Catholic Mom of 10 said...

Posted again so I can get follow-up mail..

agellius said...


I'm glad to hear back from you on this topic. I decided to post my response on my own page, here: Due to its length it would be tough going trying to read it in your combox. However if you would like me to post it here as well I would be happy to.

Joe said...


This post has been in preparation over a few days. I am going to leave the topic alone now - but do appreciate your engagement in the discussion. Other readers can follow the link in your comment to read your post, so I agree that it is better not to post it in the com box here.

Agellius said...

Joe writes, "[I] do appreciate your engagement in the discussion". Likewise.

Of course you're under no obligation to respond to anything. But I am disappointed at the number of questions you are leaving unanswered.
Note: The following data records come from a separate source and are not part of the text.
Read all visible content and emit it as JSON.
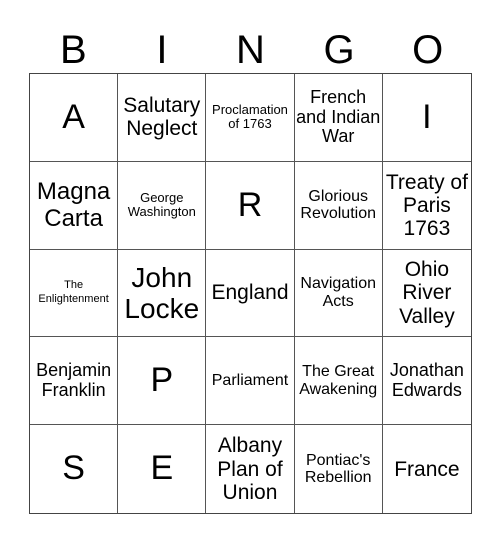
{
  "header": [
    "B",
    "I",
    "N",
    "G",
    "O"
  ],
  "cells": [
    "A",
    "Salutary Neglect",
    "Proclamation of 1763",
    "French and Indian War",
    "I",
    "Magna Carta",
    "George Washington",
    "R",
    "Glorious Revolution",
    "Treaty of Paris 1763",
    "The Enlightenment",
    "John Locke",
    "England",
    "Navigation Acts",
    "Ohio River Valley",
    "Benjamin Franklin",
    "P",
    "Parliament",
    "The Great Awakening",
    "Jonathan Edwards",
    "S",
    "E",
    "Albany Plan of Union",
    "Pontiac's Rebellion",
    "France"
  ]
}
If time doesn't permit answering all of them, will you at least answer the question of how you are using the term "traditional Catholicism"? Whether you are referring to anyone who prefers the EF mass, or if there is more to it than that? And if so, what?

Or do you only mean those who call themselves by that name? If so, can you specify who it is that does so?
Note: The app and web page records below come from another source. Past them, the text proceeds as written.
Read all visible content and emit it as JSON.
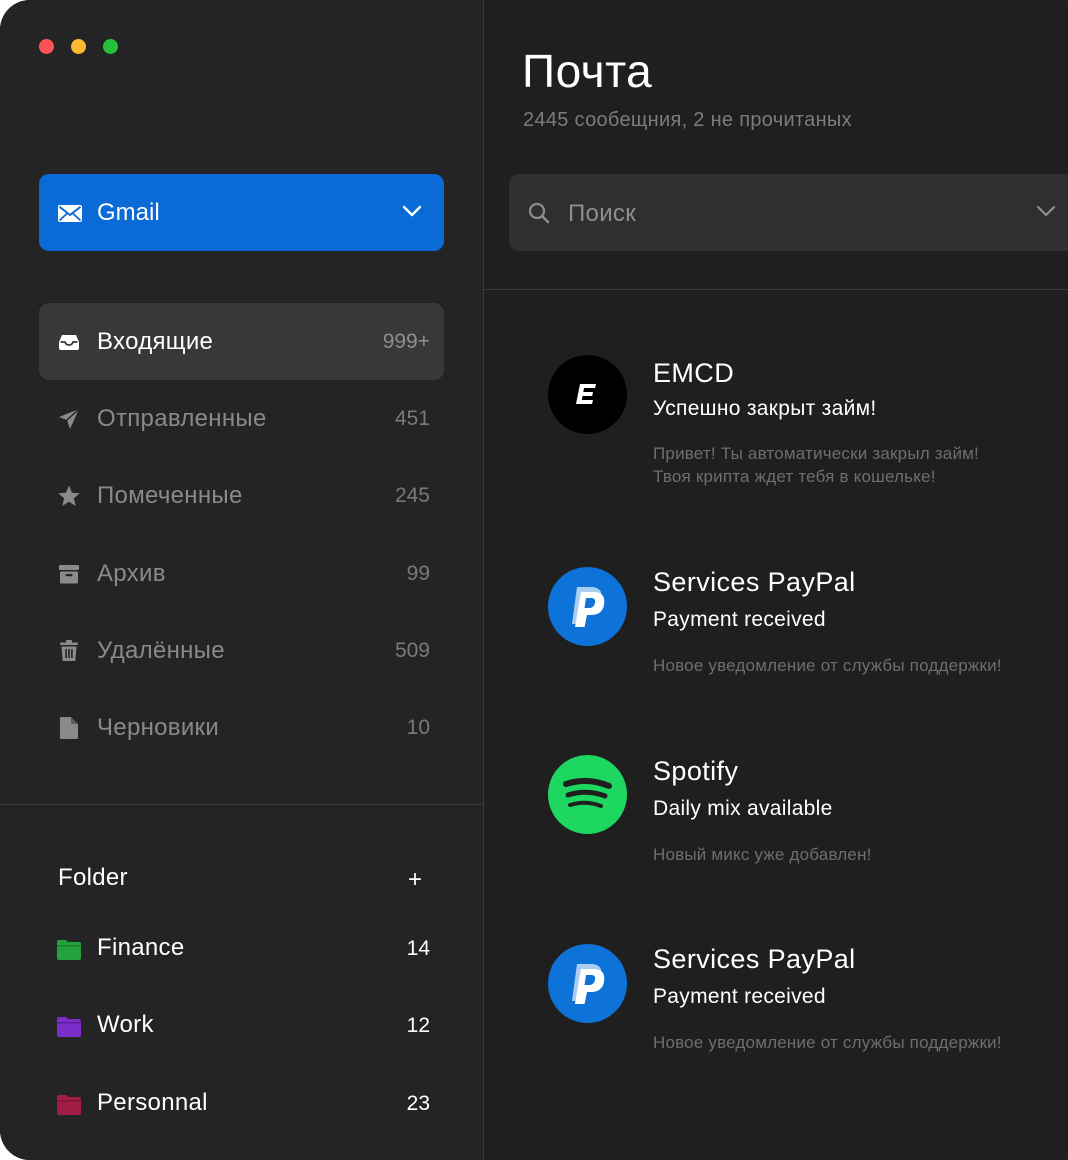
{
  "colors": {
    "accent": "#0a6ad6",
    "window_bg": "#1f1f20",
    "sidebar_bg": "#242425",
    "active_item_bg": "#38383a",
    "finance_folder": "#23a33b",
    "work_folder": "#7b2cc9",
    "personal_folder": "#a31d44",
    "paypal_blue": "#0e73d8",
    "spotify_green": "#1ed760"
  },
  "window": {
    "traffic_lights": [
      "close",
      "minimize",
      "zoom"
    ]
  },
  "sidebar": {
    "account": {
      "label": "Gmail",
      "icon": "mail-icon"
    },
    "items": [
      {
        "label": "Входящие",
        "count": "999+",
        "icon": "inbox-icon",
        "active": true
      },
      {
        "label": "Отправленные",
        "count": "451",
        "icon": "send-icon"
      },
      {
        "label": "Помеченные",
        "count": "245",
        "icon": "star-icon"
      },
      {
        "label": "Архив",
        "count": "99",
        "icon": "archive-icon"
      },
      {
        "label": "Удалённые",
        "count": "509",
        "icon": "trash-icon"
      },
      {
        "label": "Черновики",
        "count": "10",
        "icon": "draft-icon"
      }
    ],
    "folders": {
      "title": "Folder",
      "add_label": "+",
      "items": [
        {
          "label": "Finance",
          "count": "14",
          "icon": "folder-icon"
        },
        {
          "label": "Work",
          "count": "12",
          "icon": "folder-icon"
        },
        {
          "label": "Personnal",
          "count": "23",
          "icon": "folder-icon"
        }
      ]
    }
  },
  "main": {
    "title": "Почта",
    "subtitle": "2445 сообещния, 2 не прочитаных",
    "search": {
      "placeholder": "Поиск"
    },
    "messages": [
      {
        "sender": "EMCD",
        "subject": "Успешно закрыт займ!",
        "preview_line1": "Привет! Ты автоматически закрыл займ!",
        "preview_line2": "Твоя крипта ждет тебя в кошельке!",
        "avatar": "emcd-logo"
      },
      {
        "sender": "Services PayPal",
        "subject": "Payment received",
        "preview_line1": "Новое уведомление от службы поддержки!",
        "avatar": "paypal-logo"
      },
      {
        "sender": "Spotify",
        "subject": "Daily mix available",
        "preview_line1": "Новый микс уже добавлен!",
        "avatar": "spotify-logo"
      },
      {
        "sender": "Services PayPal",
        "subject": "Payment received",
        "preview_line1": "Новое уведомление от службы поддержки!",
        "avatar": "paypal-logo"
      }
    ]
  }
}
Or is it, people who espouse certain views? If so, what views? And can you name some people who do so?

Joe said...

I copy this from Jackie Parke's blog:
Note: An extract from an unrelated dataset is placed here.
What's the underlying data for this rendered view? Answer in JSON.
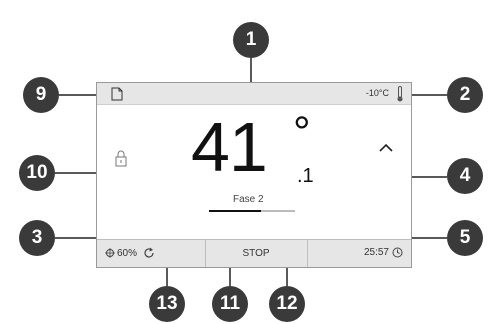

The Society was set up to promote the EF.

The LMS has always confirmed the full validity of the Ordinary Form – how could it be otherwise? – but our charism is to promote the Extraordinary Form, just as the charism of those attached to, e.g., the Catholic Melkite Rite is to promote that Rite [My comment: I am not convinced by this argument]. Hence our aim is not to promote the Extraordinary Form over any other rite as such – merely to promote the Extraordinary Form.

A little convoluted but I trust this suffices.

John Medellin

Joe said...


I have taken your contributions in the comments to the previous post as an expression of what "traditional Catholic" means. And also the websites of the Institute of the Good Shepherd etc. I think they all make reference to "traditional Catholicism", to greater or lesser extents, and I feel that I have fairly summarised it in this post.

Agellius said...

In that case it seems your answer is, by "traditionalist Catholics" you're referring only to people who call themselves by that name.

In which case, when you say that traditional Catholics "[define themselves] in terms of affiliation to the extraordinary form and to a particular understanding of the ecclesial tradition in relation to the contemporary teaching of the Church, in particular, in relation to the Second Vatican Council", you mean me, the LMS, and certain priestly orders. Is that right? But in that case don't you need to specify when and where I, or the LMS, or the priestly orders, indicated their adherence to that particular understanding? I for one don't recall doing so, since I'm not even sure which "particular understanding" you mean. (I asked you to tell me but you have thus far declined.)

I guess my point is that if you are going to criticize people publicly, it might be better to specify whom you mean, and provide evidence, in the form of quotes and citations, that they view things in the way you claim. As it is you use the term "traditional Catholicism" as a blanket term and leave people unsure exactly whom you are criticizing. They can only assume that you're referring to "certain people" of a "certain bent", which makes the whole thing seem like sort of a vague smear.

Of course it might have been less confusing if you had not said that "adherence to the EF is an insufficient basis upon which to call oneself a traditional Catholic", while seeming to refer to precisely those adherents yourself, by that very term.